=== Section Start ===
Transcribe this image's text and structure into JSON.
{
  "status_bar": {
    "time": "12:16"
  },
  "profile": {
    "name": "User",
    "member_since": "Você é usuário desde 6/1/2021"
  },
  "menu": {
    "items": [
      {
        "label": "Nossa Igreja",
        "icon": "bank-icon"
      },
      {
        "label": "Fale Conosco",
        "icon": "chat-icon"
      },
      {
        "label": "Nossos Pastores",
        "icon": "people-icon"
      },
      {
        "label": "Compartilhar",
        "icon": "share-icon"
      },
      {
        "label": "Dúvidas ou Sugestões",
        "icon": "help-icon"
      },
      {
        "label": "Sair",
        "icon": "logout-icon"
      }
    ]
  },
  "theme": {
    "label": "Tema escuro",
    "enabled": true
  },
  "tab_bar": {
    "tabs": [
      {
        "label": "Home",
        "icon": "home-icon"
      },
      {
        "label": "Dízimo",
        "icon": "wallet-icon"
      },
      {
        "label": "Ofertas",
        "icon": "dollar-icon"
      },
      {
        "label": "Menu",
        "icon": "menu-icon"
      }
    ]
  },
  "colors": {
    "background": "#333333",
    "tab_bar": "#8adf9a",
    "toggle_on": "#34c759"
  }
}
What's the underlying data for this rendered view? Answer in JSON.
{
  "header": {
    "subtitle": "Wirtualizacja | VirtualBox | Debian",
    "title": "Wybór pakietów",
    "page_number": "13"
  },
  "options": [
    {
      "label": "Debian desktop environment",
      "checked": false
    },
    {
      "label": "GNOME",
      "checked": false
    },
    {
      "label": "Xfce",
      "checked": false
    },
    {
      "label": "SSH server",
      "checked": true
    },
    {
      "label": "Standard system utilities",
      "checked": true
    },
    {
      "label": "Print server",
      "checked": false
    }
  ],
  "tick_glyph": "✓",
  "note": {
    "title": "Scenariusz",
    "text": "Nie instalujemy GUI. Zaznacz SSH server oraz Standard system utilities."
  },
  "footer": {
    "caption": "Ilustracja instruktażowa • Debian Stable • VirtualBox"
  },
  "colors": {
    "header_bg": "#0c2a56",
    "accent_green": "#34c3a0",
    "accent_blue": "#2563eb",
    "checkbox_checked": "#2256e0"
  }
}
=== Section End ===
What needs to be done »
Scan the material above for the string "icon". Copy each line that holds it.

Task solution »
        "icon": "bank-icon"
        "icon": "chat-icon"
        "icon": "people-icon"
        "icon": "share-icon"
        "icon": "help-icon"
        "icon": "logout-icon"
        "icon": "home-icon"
        "icon": "wallet-icon"
        "icon": "dollar-icon"
        "icon": "menu-icon"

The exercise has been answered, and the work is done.